The Bar Council had never any prohibition against the joining of any member on racial grounds. On the contrary, the Society took a strong position during the liberation struggle of Namibia against what it considered as injustice committed by members of the South African Defence Force and the Police, in particular under so-called anti-terrorism legislation. The Society even persuaded the Administrator-General to appoint a Commission of Enquiry into atrocities committed by these forces, the van Dyk Commission. As member of the Society, Coetzee was appointed on that commission and O'Linn and Muller testified before it on behalf of the Society. The Society of Advocates of England congratulated the Society on the strong stance that it took in respect of the protection of human rights.

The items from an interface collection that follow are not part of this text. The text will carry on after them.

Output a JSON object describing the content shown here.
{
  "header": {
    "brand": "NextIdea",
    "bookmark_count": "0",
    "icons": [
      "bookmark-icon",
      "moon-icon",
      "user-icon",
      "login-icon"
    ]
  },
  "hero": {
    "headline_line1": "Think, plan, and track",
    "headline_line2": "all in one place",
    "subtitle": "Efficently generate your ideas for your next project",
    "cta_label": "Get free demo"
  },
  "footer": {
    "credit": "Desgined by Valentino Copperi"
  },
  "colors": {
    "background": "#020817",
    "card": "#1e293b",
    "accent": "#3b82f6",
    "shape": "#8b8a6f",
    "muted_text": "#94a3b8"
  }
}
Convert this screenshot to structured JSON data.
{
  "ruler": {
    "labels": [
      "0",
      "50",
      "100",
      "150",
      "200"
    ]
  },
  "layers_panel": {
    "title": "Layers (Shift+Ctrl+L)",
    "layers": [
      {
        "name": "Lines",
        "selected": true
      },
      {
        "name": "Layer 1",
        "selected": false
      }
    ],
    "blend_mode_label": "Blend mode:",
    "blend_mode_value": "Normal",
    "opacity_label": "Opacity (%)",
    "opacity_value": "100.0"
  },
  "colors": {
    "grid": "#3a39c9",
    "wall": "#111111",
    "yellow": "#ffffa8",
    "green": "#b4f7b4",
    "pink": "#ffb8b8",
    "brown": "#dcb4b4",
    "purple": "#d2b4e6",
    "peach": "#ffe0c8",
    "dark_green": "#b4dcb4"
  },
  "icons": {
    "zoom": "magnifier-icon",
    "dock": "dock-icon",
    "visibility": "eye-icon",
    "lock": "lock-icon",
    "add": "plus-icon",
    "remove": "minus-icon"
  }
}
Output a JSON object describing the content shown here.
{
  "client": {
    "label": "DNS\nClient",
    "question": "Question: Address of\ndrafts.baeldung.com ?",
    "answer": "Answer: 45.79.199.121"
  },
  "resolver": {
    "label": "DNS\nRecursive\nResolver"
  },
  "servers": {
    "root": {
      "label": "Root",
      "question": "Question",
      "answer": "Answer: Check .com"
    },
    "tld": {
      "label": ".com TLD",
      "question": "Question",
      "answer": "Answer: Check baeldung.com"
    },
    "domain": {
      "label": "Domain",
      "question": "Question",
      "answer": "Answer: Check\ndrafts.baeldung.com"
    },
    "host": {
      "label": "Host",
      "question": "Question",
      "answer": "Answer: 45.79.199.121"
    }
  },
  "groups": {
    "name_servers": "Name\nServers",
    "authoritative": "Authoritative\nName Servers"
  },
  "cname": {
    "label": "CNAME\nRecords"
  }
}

The attitude of this Society and its opposition to the infringement of the Rule of Law unjustifiably labelled it as a liberal body. During the 1989 elections in Namibia in terms of Resolution 435 of the United Nations, the Commission for the Prevention of Intimidation and Election malpractices was appointed with the President of the Society, Adv. Bryan O'Linn SC, as chairman. Muller SC was also appointed a member of that Commission that heard complaints of any intimidation or election malpractices all over the country.
In 1995 the Legal Practitioners Act, no. 15 of 1995, came into operation and both attorneys and advocates became legal practitioners and members of the Law Society of Namibia. However, the Society of Advocates continued firmed as a de facto Bar with all its members being issued with exemption certificates, exempting them from holding a fidelity fund certificate, because they only accepted briefs from other legal practitioners holding fidelity fund certificates without ever receiving direct instructions or money from clients. The Society anticipated this possible new dispensation and since 1989 and was prepared for it when it occurred.
The Society continued to require that new members should write Bar examinations during their 4 months of pupilage before admission to the Bar. Despite the new dispensation the Society has grown from 15 members in 1995 to a present membership of 24.